Steps to facilitate privatisation of state-run general insurer, give cover for bank deposits and make LLP form more attractive
Amid frequent disruptions in parliamentary proceedings on Friday, the government introduced three key financial sector Bills to offer relief to depositors of stressed banks, facilitate the privatisation of a general insurer and boost ease of doing business for limited liability partnerships (LLPs). All these Bills were cleared by the Cabinet on Wednesday.
The government introduced in the Rajya Sabha the Deposit Insurance Credit Guarantee Corporation (DICGC) Amendment Bill, which will give customers access to their deposits up to Rs 5 lakh within just 90 days if their stressed banks are placed under moratorium. The Bill covers all banks, including co-operative banks, and comes as a relief for depositors of PMC Bank that is still under moratorium.

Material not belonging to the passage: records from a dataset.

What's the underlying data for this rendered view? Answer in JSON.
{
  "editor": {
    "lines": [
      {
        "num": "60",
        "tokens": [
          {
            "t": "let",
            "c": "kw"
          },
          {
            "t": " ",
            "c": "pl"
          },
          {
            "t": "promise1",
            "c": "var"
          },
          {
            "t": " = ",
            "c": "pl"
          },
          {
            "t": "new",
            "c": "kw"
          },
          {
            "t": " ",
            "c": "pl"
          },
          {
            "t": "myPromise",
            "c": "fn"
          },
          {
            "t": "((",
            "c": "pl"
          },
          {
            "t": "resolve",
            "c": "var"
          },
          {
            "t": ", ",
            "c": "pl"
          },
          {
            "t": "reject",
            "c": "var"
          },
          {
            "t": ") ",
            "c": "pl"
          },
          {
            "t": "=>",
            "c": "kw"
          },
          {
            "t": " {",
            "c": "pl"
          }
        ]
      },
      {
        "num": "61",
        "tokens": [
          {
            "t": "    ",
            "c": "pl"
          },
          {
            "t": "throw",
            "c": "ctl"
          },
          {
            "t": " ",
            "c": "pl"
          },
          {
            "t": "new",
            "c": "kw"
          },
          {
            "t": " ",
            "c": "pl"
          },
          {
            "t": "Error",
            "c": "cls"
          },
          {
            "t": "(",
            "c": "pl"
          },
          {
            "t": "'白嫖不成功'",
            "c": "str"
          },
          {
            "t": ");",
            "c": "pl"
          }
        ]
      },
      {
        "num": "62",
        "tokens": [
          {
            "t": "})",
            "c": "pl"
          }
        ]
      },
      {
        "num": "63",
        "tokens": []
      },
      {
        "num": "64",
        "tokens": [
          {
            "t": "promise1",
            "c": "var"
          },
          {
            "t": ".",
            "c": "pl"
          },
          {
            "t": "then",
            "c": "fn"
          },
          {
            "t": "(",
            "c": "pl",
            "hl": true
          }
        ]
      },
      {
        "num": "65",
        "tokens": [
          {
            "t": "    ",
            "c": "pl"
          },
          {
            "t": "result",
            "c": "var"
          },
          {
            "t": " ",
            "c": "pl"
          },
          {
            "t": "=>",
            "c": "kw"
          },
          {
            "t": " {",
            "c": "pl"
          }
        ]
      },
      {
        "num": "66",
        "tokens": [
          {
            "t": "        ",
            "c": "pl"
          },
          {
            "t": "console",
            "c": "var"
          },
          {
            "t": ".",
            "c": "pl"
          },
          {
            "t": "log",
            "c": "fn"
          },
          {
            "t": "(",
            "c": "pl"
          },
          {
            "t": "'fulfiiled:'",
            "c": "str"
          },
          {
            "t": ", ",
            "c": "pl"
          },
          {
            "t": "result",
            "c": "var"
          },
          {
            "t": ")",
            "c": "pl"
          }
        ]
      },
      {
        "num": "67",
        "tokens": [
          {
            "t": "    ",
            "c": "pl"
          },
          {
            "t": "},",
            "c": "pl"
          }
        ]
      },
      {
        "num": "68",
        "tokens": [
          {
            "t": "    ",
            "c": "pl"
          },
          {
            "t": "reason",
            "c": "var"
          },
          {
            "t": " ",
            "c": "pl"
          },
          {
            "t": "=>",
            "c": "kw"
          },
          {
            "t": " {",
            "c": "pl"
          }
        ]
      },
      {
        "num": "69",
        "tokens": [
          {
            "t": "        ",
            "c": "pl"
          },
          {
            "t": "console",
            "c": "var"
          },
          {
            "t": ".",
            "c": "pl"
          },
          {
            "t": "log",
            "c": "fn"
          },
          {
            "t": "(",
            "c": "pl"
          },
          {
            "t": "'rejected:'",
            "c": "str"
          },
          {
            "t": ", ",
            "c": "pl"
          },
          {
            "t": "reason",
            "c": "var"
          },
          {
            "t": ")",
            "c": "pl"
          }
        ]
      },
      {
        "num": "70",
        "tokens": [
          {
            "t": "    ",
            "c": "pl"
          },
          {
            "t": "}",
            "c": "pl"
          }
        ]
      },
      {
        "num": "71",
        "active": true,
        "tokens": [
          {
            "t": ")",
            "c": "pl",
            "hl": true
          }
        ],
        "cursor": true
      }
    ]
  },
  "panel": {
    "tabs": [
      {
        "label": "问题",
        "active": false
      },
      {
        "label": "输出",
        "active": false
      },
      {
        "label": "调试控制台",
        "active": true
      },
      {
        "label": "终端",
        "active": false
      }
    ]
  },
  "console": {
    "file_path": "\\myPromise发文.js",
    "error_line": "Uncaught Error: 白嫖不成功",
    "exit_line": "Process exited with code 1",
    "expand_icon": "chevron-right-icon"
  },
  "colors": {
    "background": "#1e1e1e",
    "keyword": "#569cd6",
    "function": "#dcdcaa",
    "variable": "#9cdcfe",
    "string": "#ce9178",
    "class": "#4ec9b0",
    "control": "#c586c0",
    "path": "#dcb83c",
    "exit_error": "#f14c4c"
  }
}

It also introduced the Limited Liability Partnership (Amendment) Bill, 2021, which seeks to decriminalise a dozen offences and enable such entities to enjoy the same benefits as large companies. Hundreds of start-ups and others that are registered as LLPs will benefit from this move.
Separately, finance minister Nirmala Sitharaman introduced in the Lok Sabha a Bill to amend the General Insurance Business (Nationalisation) Act (GIBNA), which will facilitate the proposed privatisation of a state-run general insurer by enabling the Centre to pare down its stake below 51%, among others.
Introducing the GIBNA amendment Bill, 2021, Sitharaman, however, sought to allay fears of unbridled privatisation of state-run insurers. She asserted that the Bill’s passage will help public sector insurers mop up additional resources from the markets, which will enable them to design more innovative products.
The DICGC (amendment) Bill will cover 98.3% of depositors and 50.9% of deposit value in the banking system, way above the global level of 80% and 20-30%, respectively, Sitharaman had said earlier this week.
Also, as per the extant system, customers of a fallen bank could lay their hands on the insured deposit amount only after the bank’s liquidation, which would take even 8-10 years. So, the amendments were brought in to ensure that customers, especially the small ones, have time-bound access to the insured amount to meet financial exigency. Last year, the government had raised the limit of bank deposits insured under the DICGC Act to Rs 5 lakh from Rs 1 lakh.
As for the GIBNA (amendment) Bill, several opposition members have opposed the Bill on the ground that it would entail total privatisation of state-run general insurance firms.
Asserting that the fears are not well-founded, Sitharaman told the Lok Sabha on Friday: “We are bringing some enabling provisions so that the government can bring in public, Indian citizens, and common people’s participation into the general insurance companies.” Public private participation in the general insurance industry will also help get more resources, she added.
The statement of objects and reasons of the Bill suggests that the government seeks to remove the requirement of the Centre holding not less than 51% of equity in a specified insurer.
The minister said private general insurers can easily raise money from the market, which enables them to offer a better premium for insuring the public and develop innovative product base. “Whereas public general insurance companies are not able to perform because they are always short of resources,” Sitharaman said.
Announcing the Budget for FY22, Sitharaman had proposed to take up the privatisation of two state-run banks and one general insurer. “This would require legislative amendments…,” she had said.
At present, the country has four public sector general insurers – National Insurance Company, New India Assurance Company, Oriental Insurance Company and the United India Insurance Company.
The government is yet to announce the name of the firm for sell-off. However, NITI Aayog, which has been entrusted with the task of recommending a suitable candidate for privatisation, has reportedly suggested the name of United India to the core group of secretaries on disinvestment headed by the Cabinet secretary.
The sell-off plan is part of the government’s broader divestment goals for the financial sector, which also include privatisation of two banks and listing of insurance behemoth LIC. The government has set its overall disinvestment target for FY22 at Rs 1.75 lakh crore, about three-and-a-half of times the actual realisation last fiscal.
(With PTI inputs)